● **Problem statement**:
Wherever pictures occur in the entries below, leave them out and retype the rest exactly.

---- Raw data

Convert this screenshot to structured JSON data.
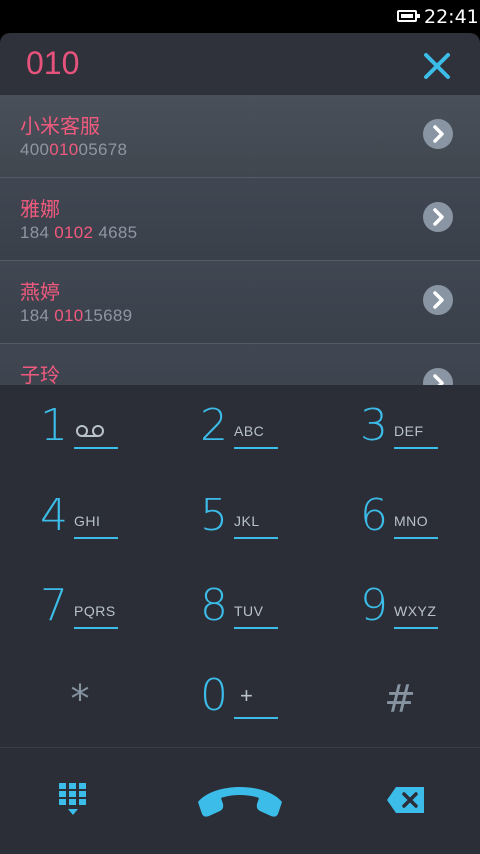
{
  "status": {
    "time": "22:41"
  },
  "search": {
    "query": "010"
  },
  "results": [
    {
      "name": "小米客服",
      "number_pre": "400",
      "number_hl": "010",
      "number_post": "05678"
    },
    {
      "name": "雅娜",
      "number_pre": "184 ",
      "number_hl": "0102",
      "number_post": " 4685"
    },
    {
      "name": "燕婷",
      "number_pre": "184 ",
      "number_hl": "010",
      "number_post": "15689"
    },
    {
      "name": "子玲",
      "number_pre": "",
      "number_hl": "",
      "number_post": ""
    }
  ],
  "dialpad": {
    "keys": [
      {
        "digit": "1",
        "letters": ""
      },
      {
        "digit": "2",
        "letters": "ABC"
      },
      {
        "digit": "3",
        "letters": "DEF"
      },
      {
        "digit": "4",
        "letters": "GHI"
      },
      {
        "digit": "5",
        "letters": "JKL"
      },
      {
        "digit": "6",
        "letters": "MNO"
      },
      {
        "digit": "7",
        "letters": "PQRS"
      },
      {
        "digit": "8",
        "letters": "TUV"
      },
      {
        "digit": "9",
        "letters": "WXYZ"
      },
      {
        "digit": "*",
        "letters": ""
      },
      {
        "digit": "0",
        "letters": "+"
      },
      {
        "digit": "#",
        "letters": ""
      }
    ]
  },
  "colors": {
    "accent": "#3cbce8",
    "highlight": "#f05a7e",
    "background": "#2b2e36"
  }
}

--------

● **Answer for this exercise**:
Convert this screenshot to structured JSON data.
{
  "status": {
    "time": "22:41"
  },
  "search": {
    "query": "010"
  },
  "results": [
    {
      "name": "小米客服",
      "number_pre": "400",
      "number_hl": "010",
      "number_post": "05678"
    },
    {
      "name": "雅娜",
      "number_pre": "184 ",
      "number_hl": "0102",
      "number_post": " 4685"
    },
    {
      "name": "燕婷",
      "number_pre": "184 ",
      "number_hl": "010",
      "number_post": "15689"
    },
    {
      "name": "子玲",
      "number_pre": "",
      "number_hl": "",
      "number_post": ""
    }
  ],
  "dialpad": {
    "keys": [
      {
        "digit": "1",
        "letters": ""
      },
      {
        "digit": "2",
        "letters": "ABC"
      },
      {
        "digit": "3",
        "letters": "DEF"
      },
      {
        "digit": "4",
        "letters": "GHI"
      },
      {
        "digit": "5",
        "letters": "JKL"
      },
      {
        "digit": "6",
        "letters": "MNO"
      },
      {
        "digit": "7",
        "letters": "PQRS"
      },
      {
        "digit": "8",
        "letters": "TUV"
      },
      {
        "digit": "9",
        "letters": "WXYZ"
      },
      {
        "digit": "*",
        "letters": ""
      },
      {
        "digit": "0",
        "letters": "+"
      },
      {
        "digit": "#",
        "letters": ""
      }
    ]
  },
  "colors": {
    "accent": "#3cbce8",
    "highlight": "#f05a7e",
    "background": "#2b2e36"
  }
}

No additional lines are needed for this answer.